I have been an online educator for almost 10 years and feelings of isolation and complacency were familiar companions on my teaching journey. Many virtual work environments lacked channels for educators like myself to connect and maintain meaningful conversations and I longed to build a sense of community with my colleagues in the field. The constant dripping of policy changes from the top made for limited self-reflection and minimal opportunities for collaboration. Departmental attempts at transformative shifts in work culture were captured in ephemeral professional development methods that operated on low frequency when it came to encouraging personal growth and knowledge creation.
HIGHER ED TEACHING STRATEGIES FROM MAGNA PUBLICATIONS
We all are familiar with the stereotype of the professional adjunct: a harried and underpaid soul cobbling together a marginal income by racing from campus to campus, teaching a class here and a couple of classes there, using their car as a mobile office, and hoping for the day that someone offers them a “real” tenure-track job on a single campus.
Teaching any online class is time-consuming and can be a juggling act. The instructor must keep students engaged and motivated, adhere to a variety of deadlines, quickly answer all student emails and postings, react to in-class “emergencies,” stay on top of all school policies, and teach the subject in an easy-to-understand manner—while remaining a patient, upbeat, and constant presence through it all. This is no easy task, and while we each have developed approaches to help us, there is one often underused “tool” that online instructors can employ: the students in one’s course.
One of the most important responsibilities online instructors face is teaching students how to think critically. Successful achievement of this task requires that instructors provide the right setting and the appropriate activities that will prompt a student on to higher-level thinking. Though this mission is not exclusive to online instruction, the online environment presents some unique challenges and opportunities that distinguish this type of learning environment from traditional face-to-face classroom instruction.
In a recent conversation, an online teaching colleague complained that her school had wrongly listed her as “adjunct instructor,” rather than “adjunct professor,” in its faculty roster. “That term ‘professor’—it means so much more than merely being an instructor,” she complained. Au contraire, I countered: ultimately, titles—and one’s accomplishments—count for little throughout any online course one teaches and never equate to long-term respect.

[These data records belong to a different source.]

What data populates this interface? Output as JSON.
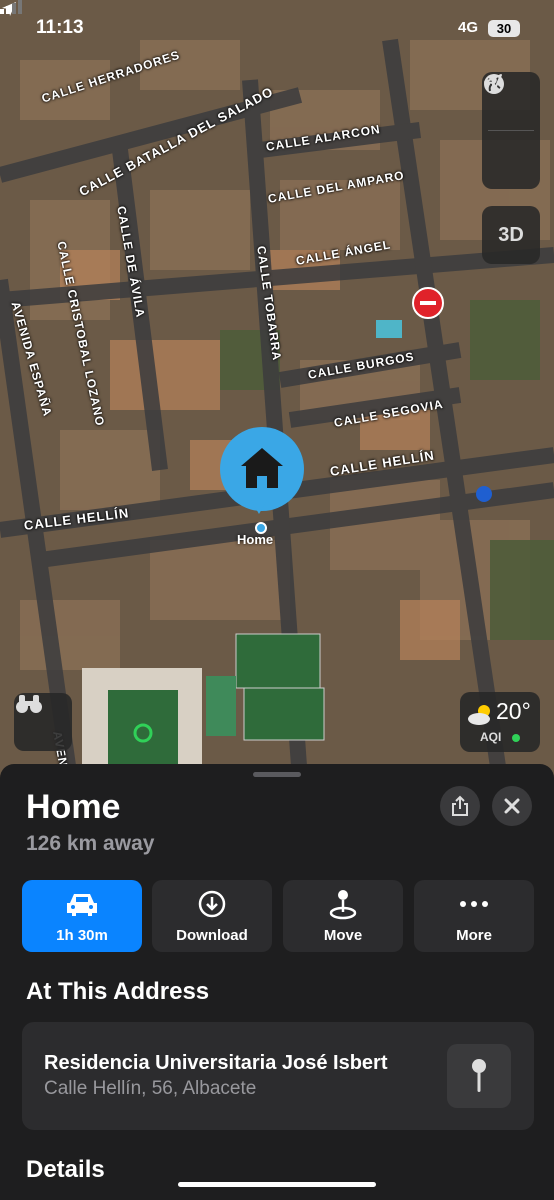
{
  "status_bar": {
    "time": "11:13",
    "network": "4G",
    "battery": "30"
  },
  "map": {
    "streets": [
      "CALLE HERRADORES",
      "CALLE BATALLA DEL SALADO",
      "CALLE ALARCON",
      "CALLE DEL AMPARO",
      "CALLE ÁNGEL",
      "CALLE DE ÁVILA",
      "CALLE CRISTOBAL LOZANO",
      "AVENIDA ESPAÑA",
      "CALLE TOBARRA",
      "CALLE BURGOS",
      "CALLE SEGOVIA",
      "CALLE HELLÍN",
      "CALLE HELLÍN",
      "AVENID"
    ],
    "pin_label": "Home",
    "controls": {
      "btn_3d": "3D"
    },
    "weather": {
      "temp": "20°",
      "aqi": "AQI",
      "aqi_color": "#30d158"
    }
  },
  "sheet": {
    "title": "Home",
    "subtitle": "126 km away",
    "actions": [
      {
        "label": "1h 30m",
        "icon": "car-icon"
      },
      {
        "label": "Download",
        "icon": "download-icon"
      },
      {
        "label": "Move",
        "icon": "move-pin-icon"
      },
      {
        "label": "More",
        "icon": "ellipsis-icon"
      }
    ],
    "section_title": "At This Address",
    "place": {
      "name": "Residencia Universitaria José Isbert",
      "address": "Calle Hellín, 56, Albacete"
    },
    "details_title": "Details"
  },
  "colors": {
    "accent": "#0a84ff",
    "pin": "#3aa7e6",
    "sheet_bg": "#1e1e1f",
    "card_bg": "#2c2c2e"
  }
}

How do you motivate online learners?
It’s an age-old question that continues to stump online instructors as well as the managers of distance education programs trying to solve the attrition problem that continues to drag down this otherwise thriving segment of higher education.
Larry Ragan, director of faculty development for Penn State World Campus, may have given a new spin to the old expression “If you don’t know where you’re going, any road will take you there.” Except, unlike the philosophical musing that’s become immortalized as one of those motivational posters, Ragan’s focus is on improving online learning.

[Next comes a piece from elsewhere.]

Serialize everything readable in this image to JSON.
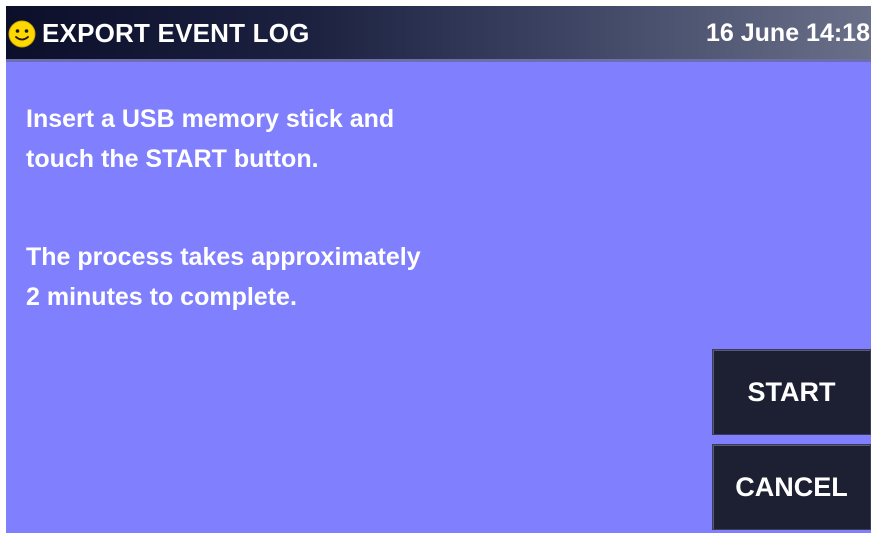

Students with disabilities are drawn to online courses for many of the same reasons as everyone else, but it’s often the anonymity that makes learning

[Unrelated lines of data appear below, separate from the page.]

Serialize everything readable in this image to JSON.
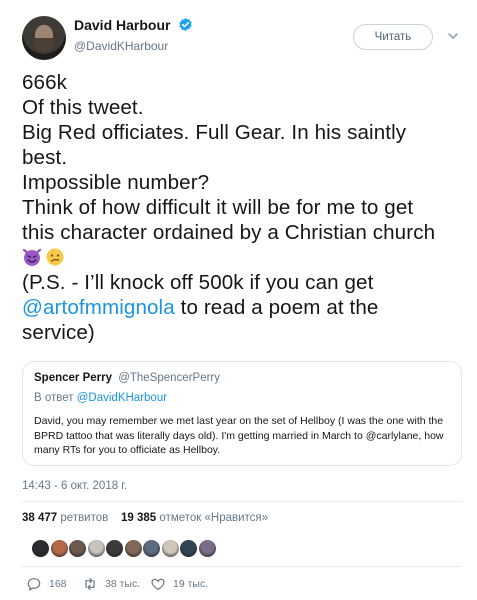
{
  "author": {
    "display_name": "David Harbour",
    "handle": "@DavidKHarbour",
    "verified": true
  },
  "follow_button": {
    "label": "Читать"
  },
  "tweet": {
    "lines": [
      "666k",
      "Of this tweet.",
      "Big Red officiates. Full Gear. In his saintly",
      "best.",
      "Impossible number?",
      "Think of how difficult it will be for me to get",
      "this character ordained by a Christian church",
      "(P.S. - I’ll knock off 500k if you can get",
      "@artofmmignola",
      " to read a poem at the",
      "service)"
    ],
    "emojis": [
      "smiling-imp-emoji",
      "confused-face-emoji"
    ]
  },
  "quoted_tweet": {
    "name": "Spencer Perry",
    "handle": "@TheSpencerPerry",
    "reply_prefix": "В ответ",
    "reply_to": "@DavidKHarbour",
    "body": "David, you may remember we met last year on the set of Hellboy (I was the one with the BPRD tattoo that was literally days old). I'm getting married in March to @carlylane, how many RTs for you to officiate as Hellboy."
  },
  "timestamp": "14:43 - 6 окт. 2018 г.",
  "stats": {
    "retweets_count": "38 477",
    "retweets_label": "ретвитов",
    "likes_count": "19 385",
    "likes_label": "отметок «Нравится»"
  },
  "liker_avatars": [
    "#2d2a30",
    "#b46a4a",
    "#6b5a4e",
    "#c9c3bd",
    "#3d3a3a",
    "#7f6a5a",
    "#5d6d7e",
    "#cfc8b8",
    "#334455",
    "#7a6e8a"
  ],
  "actions": {
    "replies": "168",
    "retweets": "38 тыс.",
    "likes": "19 тыс."
  },
  "colors": {
    "link": "#1b95e0",
    "secondary_text": "#657786",
    "verified": "#1da1f2"
  }
}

Cognitive engagement is important to student success in any learning environment. However, cognitive engagement takes on more significance in the online learning environment, where students learn in a physically isolated environment and often lack elements that typically engage students in the face-to-face classroom.
What is the best way to train and support a beginning online faculty member? At some colleges, the only option is on site training held on the campus over a day, a weekend, or a period of days during the summer. These on-site workshops, while potentially very effective, commit the faculty members to time, travel, and often inflexible scheduling. However, Berkeley College, with campuses in New York and New Jersey, has designed an online faculty workshop and set of training and support tools to complement its other professional development offerings.